- For Immediate Release:
The U.S. Food and Drug Administration today approved ID CORE XT, a molecular-based assay used in blood transfusion medicine to help determine blood compatibility. The assay can be used to determine blood donor and patient non-ABO red blood cell (RBC) types. ID CORE XT is the second molecular assay approved for use in transfusion medicine, and the first to report genotypes as final results.
“The approval of the ID CORE XT Test can streamline blood compatibility testing and provides an additional alternative to testing blood with antisera,” said Peter Marks, M.D., Ph.D., director of the FDA’s Center for Biologics Evaluation and Research. “We know that DNA testing holds great promise – to provide more informative, accurate and cost-effective methods that can enhance patient care.”
Human blood can be classified into different groups based on the antigens on the surfaces of red blood cells. In addition to the ABO blood group antigens, the presence or absence of other specific blood group antigens can be important when matching blood for transfusions since some people develop antibodies to non-ABO antigens. People who receive repeated blood transfusions, such as individuals with sickle cell disease, are more likely to develop these antibodies. If red blood cells with poorly matched non-ABO antigens are transfused, red blood cell destruction and a transfusion reaction can occur in a transfusion recipient.
Traditionally, red blood cell antigens have been identified using serological methods that involve the use of antisera, a blood serum that contains antibodies for testing. Serologic testing presents limitations and certain antisera may be scarce or unavailable.

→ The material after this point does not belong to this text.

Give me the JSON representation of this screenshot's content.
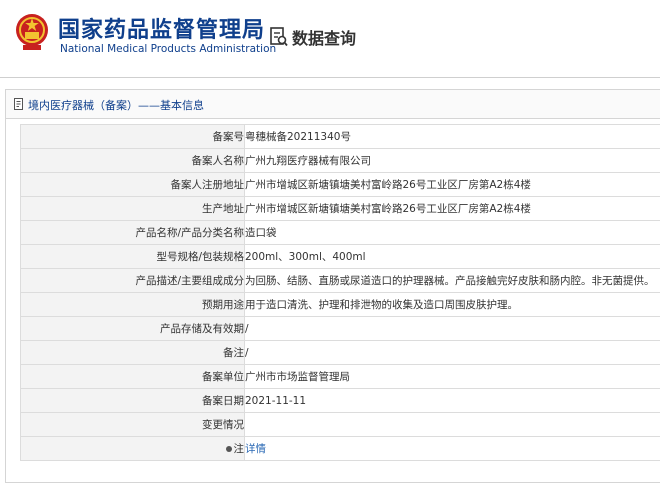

A study was conducted to compare the typing results of the ID CORE XT Test with licensed serological reagents, the first FDA-approved molecular assay, and DNA sequencing tests. The results demonstrated comparable performance between the methods.
The approval of the ID CORE XT Test was granted to Progenika Biopharma S.A., a Grifols company.
The FDA, an agency within the U.S. Department of Health and Human Services, protects the public health by assuring the safety, effectiveness, and security of human and veterinary drugs, vaccines and other biological products for human use, and medical devices. The agency also is responsible for the safety and security of our nation’s food supply, cosmetics, dietary supplements, products that give off electronic radiation, and for regulating tobacco products.
- Megan McSeveney